VIENNA – Iran and six world powers are closer than ever to a deal that would crimp Tehran's ability to make nuclear arms — a status that would lead to an end to sanctions on the Islamic republic and ease tensions that could boil over into a new Middle East war.
The bad news? Substantial differences remain. A deal by the Nov. 24 target date is unlikely. Both sides may be willing to extend. But that could strengthen opposition in U.S. Congress, triggering a backlash by Iranian hardliners and culminating in the breakup of further negotiations.
With so much at stake, U.S. Secretary of State John Kerry and his counterparts from Russia, China, Britain, France and Germany are planning to join Iranian Foreign Minister Mohammad Javad Zarif at the Vienna talks after they resume Tuesday.
A look at where things stand — and where they may go.
WHAT DO BOTH SIDES WANT?
The six powers want to dent Iran's ability to make nuclear arms. Experts say Tehran now could do that within three months. The U.S. and its allies want that timeline extended to give them time to react.
"The American objective is to push (nuclear weapons') breakout time to a year or more," says Gary Samore, who was part of the U.S. negotiating team with Iran until last year.
Tehran says it doesn't want nuclear arms and is interested only in peaceful atomic programs, including making reactor fuel. It seeks not only to keep its present program, but to greatly expand it in the near future. At the same time, it is seeking an end to nuclear-related international sanctions imposed over its refusal to curb its nuclear activities.
WHAT IS THE MAIN DISPUTE?
Iran's uranium enrichment program. Enrichment can produce reactor fuel or the fissile core of a warhead. The U.S. and its allies want deep, lasting cuts in the program — something Tehran has refused to accept up to now.
HAS THERE BEEN PROGRESS?
Yes. The U.S. originally demanded that Iran cut the output of its enrichment program to the equivalent of what 1,500 of its mainstay centrifuges — the machines that enrich uranium — produce. Diplomats tell The Associated Press that going into Tuesday's talks, Washington is now ready to accept output equivalent to 4,500 such machines. But Iran must make other concessions in return.
One would be a reduction in Iran's stockpile of uranium gas, which is fed into the centrifuges at the start of the enrichment process. Like a cut in centrifuge numbers, this would accomplish the goal of reducing the time it would take Iran to enrich enough uranium for one bomb.

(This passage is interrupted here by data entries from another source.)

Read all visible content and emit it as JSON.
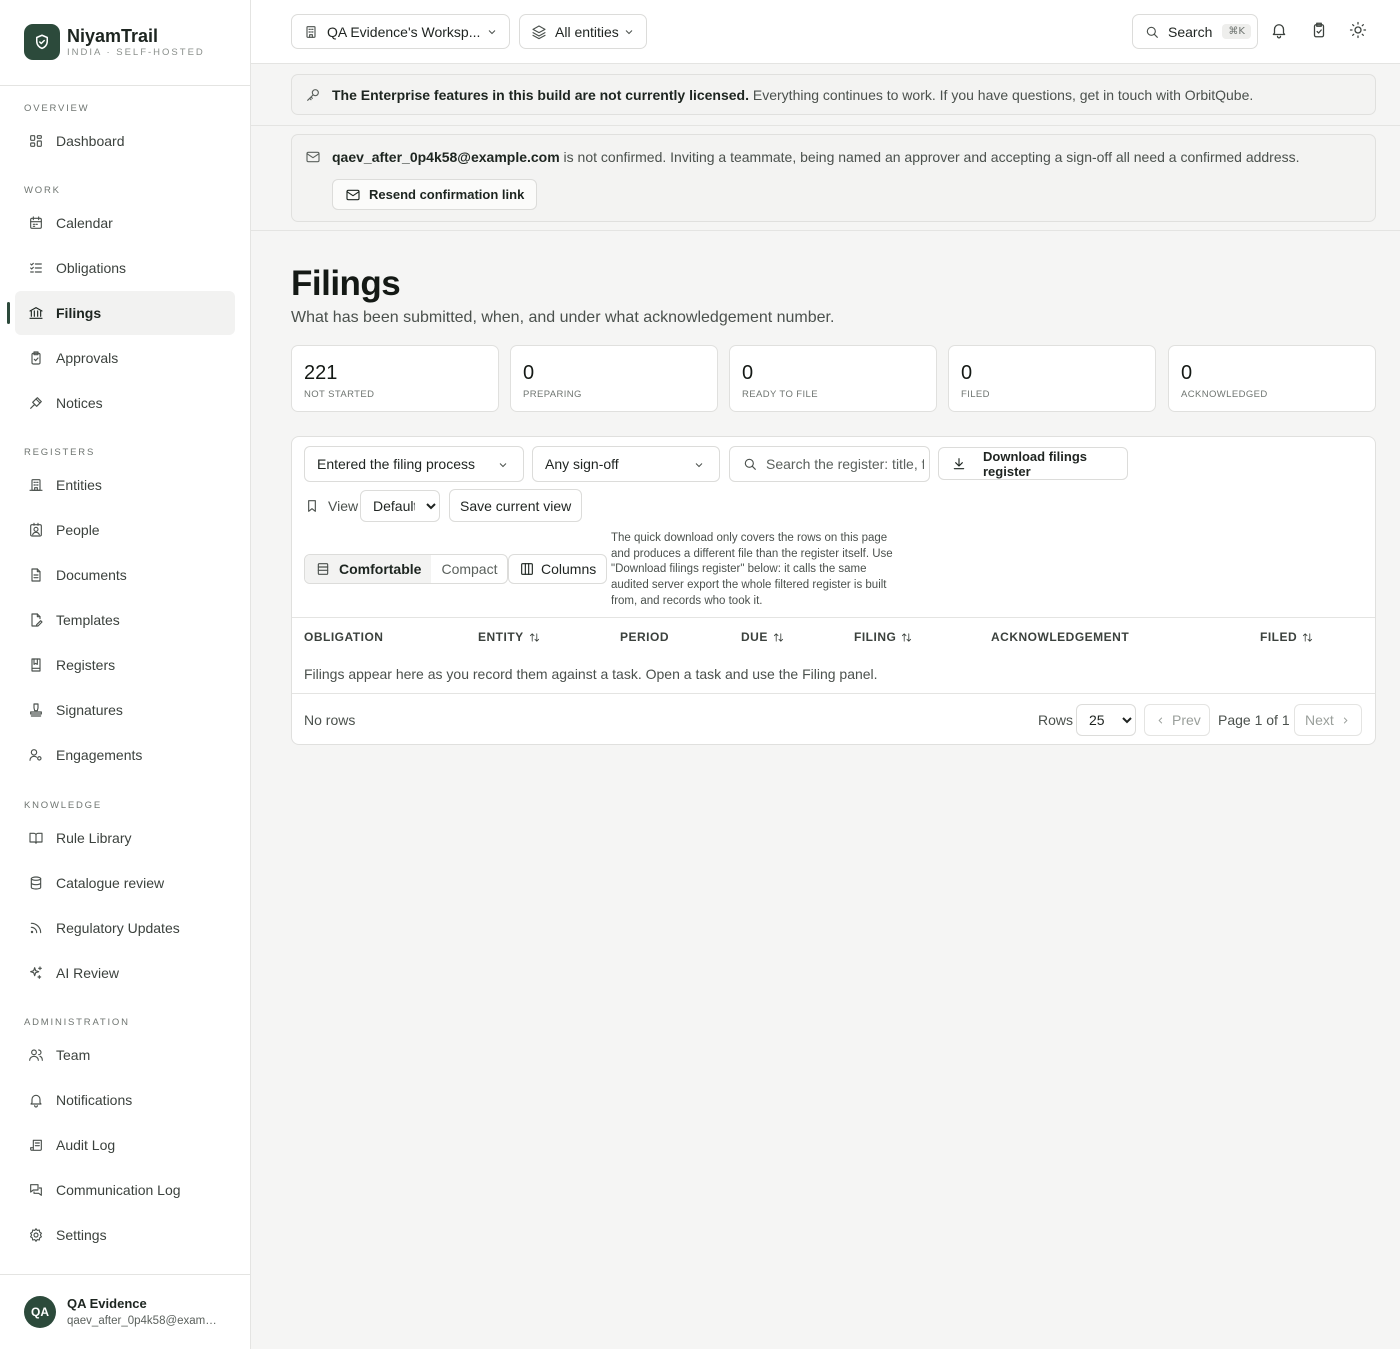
{
  "brand": {
    "name": "NiyamTrail",
    "sub": "INDIA · SELF-HOSTED"
  },
  "colors": {
    "accent": "#2c4a3b",
    "background": "#f5f5f4",
    "surface": "#ffffff",
    "border": "#e0e0de"
  },
  "nav": {
    "sections": [
      {
        "title": "OVERVIEW",
        "items": [
          {
            "label": "Dashboard",
            "icon": "grid-icon"
          }
        ]
      },
      {
        "title": "WORK",
        "items": [
          {
            "label": "Calendar",
            "icon": "calendar-icon"
          },
          {
            "label": "Obligations",
            "icon": "checklist-icon"
          },
          {
            "label": "Filings",
            "icon": "bank-icon",
            "active": true
          },
          {
            "label": "Approvals",
            "icon": "clipboard-check-icon"
          },
          {
            "label": "Notices",
            "icon": "gavel-icon"
          }
        ]
      },
      {
        "title": "REGISTERS",
        "items": [
          {
            "label": "Entities",
            "icon": "building-icon"
          },
          {
            "label": "People",
            "icon": "contact-icon"
          },
          {
            "label": "Documents",
            "icon": "document-icon"
          },
          {
            "label": "Templates",
            "icon": "file-edit-icon"
          },
          {
            "label": "Registers",
            "icon": "book-icon"
          },
          {
            "label": "Signatures",
            "icon": "stamp-icon"
          },
          {
            "label": "Engagements",
            "icon": "user-cog-icon"
          }
        ]
      },
      {
        "title": "KNOWLEDGE",
        "items": [
          {
            "label": "Rule Library",
            "icon": "open-book-icon"
          },
          {
            "label": "Catalogue review",
            "icon": "database-icon"
          },
          {
            "label": "Regulatory Updates",
            "icon": "rss-icon"
          },
          {
            "label": "AI Review",
            "icon": "sparkles-icon"
          }
        ]
      },
      {
        "title": "ADMINISTRATION",
        "items": [
          {
            "label": "Team",
            "icon": "users-icon"
          },
          {
            "label": "Notifications",
            "icon": "bell-icon"
          },
          {
            "label": "Audit Log",
            "icon": "scroll-icon"
          },
          {
            "label": "Communication Log",
            "icon": "messages-icon"
          },
          {
            "label": "Settings",
            "icon": "gear-icon"
          }
        ]
      }
    ]
  },
  "user": {
    "initials": "QA",
    "name": "QA Evidence",
    "email": "qaev_after_0p4k58@example.com"
  },
  "topbar": {
    "workspace": "QA Evidence's Worksp...",
    "entities": "All entities",
    "search_label": "Search",
    "search_shortcut": "⌘K"
  },
  "license_banner": {
    "strong": "The Enterprise features in this build are not currently licensed.",
    "text": " Everything continues to work. If you have questions, get in touch with OrbitQube."
  },
  "confirm_banner": {
    "email": "qaev_after_0p4k58@example.com",
    "text": " is not confirmed. Inviting a teammate, being named an approver and accepting a sign-off all need a confirmed address.",
    "button": "Resend confirmation link"
  },
  "page": {
    "title": "Filings",
    "subtitle": "What has been submitted, when, and under what acknowledgement number."
  },
  "stats": [
    {
      "value": "221",
      "label": "NOT STARTED"
    },
    {
      "value": "0",
      "label": "PREPARING"
    },
    {
      "value": "0",
      "label": "READY TO FILE"
    },
    {
      "value": "0",
      "label": "FILED"
    },
    {
      "value": "0",
      "label": "ACKNOWLEDGED"
    }
  ],
  "filters": {
    "stage": "Entered the filing process",
    "signoff": "Any sign-off",
    "search_placeholder": "Search the register: title, form, ack no.",
    "download": "Download filings register"
  },
  "view": {
    "label": "View",
    "selected": "Default",
    "save": "Save current view"
  },
  "density": {
    "comfortable": "Comfortable",
    "compact": "Compact",
    "columns": "Columns"
  },
  "note": "The quick download only covers the rows on this page and produces a different file than the register itself. Use \"Download filings register\" below: it calls the same audited server export the whole filtered register is built from, and records who took it.",
  "table": {
    "columns": [
      {
        "label": "OBLIGATION",
        "sortable": false
      },
      {
        "label": "ENTITY",
        "sortable": true
      },
      {
        "label": "PERIOD",
        "sortable": false
      },
      {
        "label": "DUE",
        "sortable": true
      },
      {
        "label": "FILING",
        "sortable": true
      },
      {
        "label": "ACKNOWLEDGEMENT",
        "sortable": false
      },
      {
        "label": "FILED",
        "sortable": true
      }
    ],
    "empty": "Filings appear here as you record them against a task. Open a task and use the Filing panel."
  },
  "footer": {
    "no_rows": "No rows",
    "rows_label": "Rows",
    "rows_value": "25",
    "prev": "Prev",
    "page": "Page 1 of 1",
    "next": "Next"
  }
}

Iran was originally cool to the idea. But diplomats say it is now discussing it with Russia, which would store any excess stockpile. Samore, who is now with Harvard's Belfer Center for Science and International Affairs, says Washington "would accept any solution" that reduces Iran's breakout time to at least a year.
CHANCES OF A NOV. 24 DEAL?
Unlikely. Iran originally said it wants to keep its roughly 10,000 centrifuges running. Diplomats tell the AP it now could accept 8,000. But that is still substantially above U.S. demands, regardless of how much its uranium gas feedstock is reduced.
And Tehran continues to insist that enrichment constraints end after only a few years. After that, it wants to produce enriched uranium equal to the output of nearly 200,000 of its present-day centrifuges. Washington demands an enrichment clampdown of more than a decade.
Differences also remain over the future use for a bomb-resistant Iranian underground enrichment site and over a nearly completed nuclear reactor that would produce enough plutonium for several bombs a year if finished according to present specifications. But diplomats say those can be eliminated quickly, if there is agreement on enrichment.
WHAT HAPPENS IF THE DEADLINE IS MISSED?
Both sides will likely opt for extending talks to stave off a spike in tensions that could ultimately lead to military confrontation. But missing the Nov. 24 deadline will feed skepticism in U.S. Congress.
The U.S. administration might try to appease Congress by considering new sanctions "triggered" by a lack of progress in new negotiations. But that could strengthen Iranian hardliners and result in Tehran walking away from the negotiating table.